▶ _WHAT YOU ARE ASKED TO DO_
All of the data below needs to be set down again, exactly as shown.
### SUPPLIED RECORDS
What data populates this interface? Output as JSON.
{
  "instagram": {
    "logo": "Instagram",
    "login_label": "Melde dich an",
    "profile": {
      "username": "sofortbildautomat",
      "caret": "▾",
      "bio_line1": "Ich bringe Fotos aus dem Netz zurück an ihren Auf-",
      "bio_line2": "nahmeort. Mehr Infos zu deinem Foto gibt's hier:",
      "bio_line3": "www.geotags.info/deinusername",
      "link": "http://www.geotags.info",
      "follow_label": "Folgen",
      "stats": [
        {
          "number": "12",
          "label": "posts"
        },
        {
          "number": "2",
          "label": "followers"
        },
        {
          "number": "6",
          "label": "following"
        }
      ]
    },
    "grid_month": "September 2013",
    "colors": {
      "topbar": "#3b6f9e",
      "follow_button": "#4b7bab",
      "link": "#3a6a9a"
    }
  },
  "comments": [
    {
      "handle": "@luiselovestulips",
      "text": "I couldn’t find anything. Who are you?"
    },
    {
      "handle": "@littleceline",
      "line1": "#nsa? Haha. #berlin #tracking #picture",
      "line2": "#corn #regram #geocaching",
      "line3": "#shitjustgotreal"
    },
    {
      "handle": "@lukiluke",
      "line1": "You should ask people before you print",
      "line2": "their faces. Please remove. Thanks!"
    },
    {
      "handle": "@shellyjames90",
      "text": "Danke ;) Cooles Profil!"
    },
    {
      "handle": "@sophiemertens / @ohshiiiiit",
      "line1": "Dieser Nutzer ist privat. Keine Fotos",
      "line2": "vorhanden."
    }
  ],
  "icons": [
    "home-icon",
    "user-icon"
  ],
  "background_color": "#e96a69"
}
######
▶ _SOLUTION FOR THIS PROBLEM_
What data populates this interface? Output as JSON.
{
  "instagram": {
    "logo": "Instagram",
    "login_label": "Melde dich an",
    "profile": {
      "username": "sofortbildautomat",
      "caret": "▾",
      "bio_line1": "Ich bringe Fotos aus dem Netz zurück an ihren Auf-",
      "bio_line2": "nahmeort. Mehr Infos zu deinem Foto gibt's hier:",
      "bio_line3": "www.geotags.info/deinusername",
      "link": "http://www.geotags.info",
      "follow_label": "Folgen",
      "stats": [
        {
          "number": "12",
          "label": "posts"
        },
        {
          "number": "2",
          "label": "followers"
        },
        {
          "number": "6",
          "label": "following"
        }
      ]
    },
    "grid_month": "September 2013",
    "colors": {
      "topbar": "#3b6f9e",
      "follow_button": "#4b7bab",
      "link": "#3a6a9a"
    }
  },
  "comments": [
    {
      "handle": "@luiselovestulips",
      "text": "I couldn’t find anything. Who are you?"
    },
    {
      "handle": "@littleceline",
      "line1": "#nsa? Haha. #berlin #tracking #picture",
      "line2": "#corn #regram #geocaching",
      "line3": "#shitjustgotreal"
    },
    {
      "handle": "@lukiluke",
      "line1": "You should ask people before you print",
      "line2": "their faces. Please remove. Thanks!"
    },
    {
      "handle": "@shellyjames90",
      "text": "Danke ;) Cooles Profil!"
    },
    {
      "handle": "@sophiemertens / @ohshiiiiit",
      "line1": "Dieser Nutzer ist privat. Keine Fotos",
      "line2": "vorhanden."
    }
  ],
  "icons": [
    "home-icon",
    "user-icon"
  ],
  "background_color": "#e96a69"
}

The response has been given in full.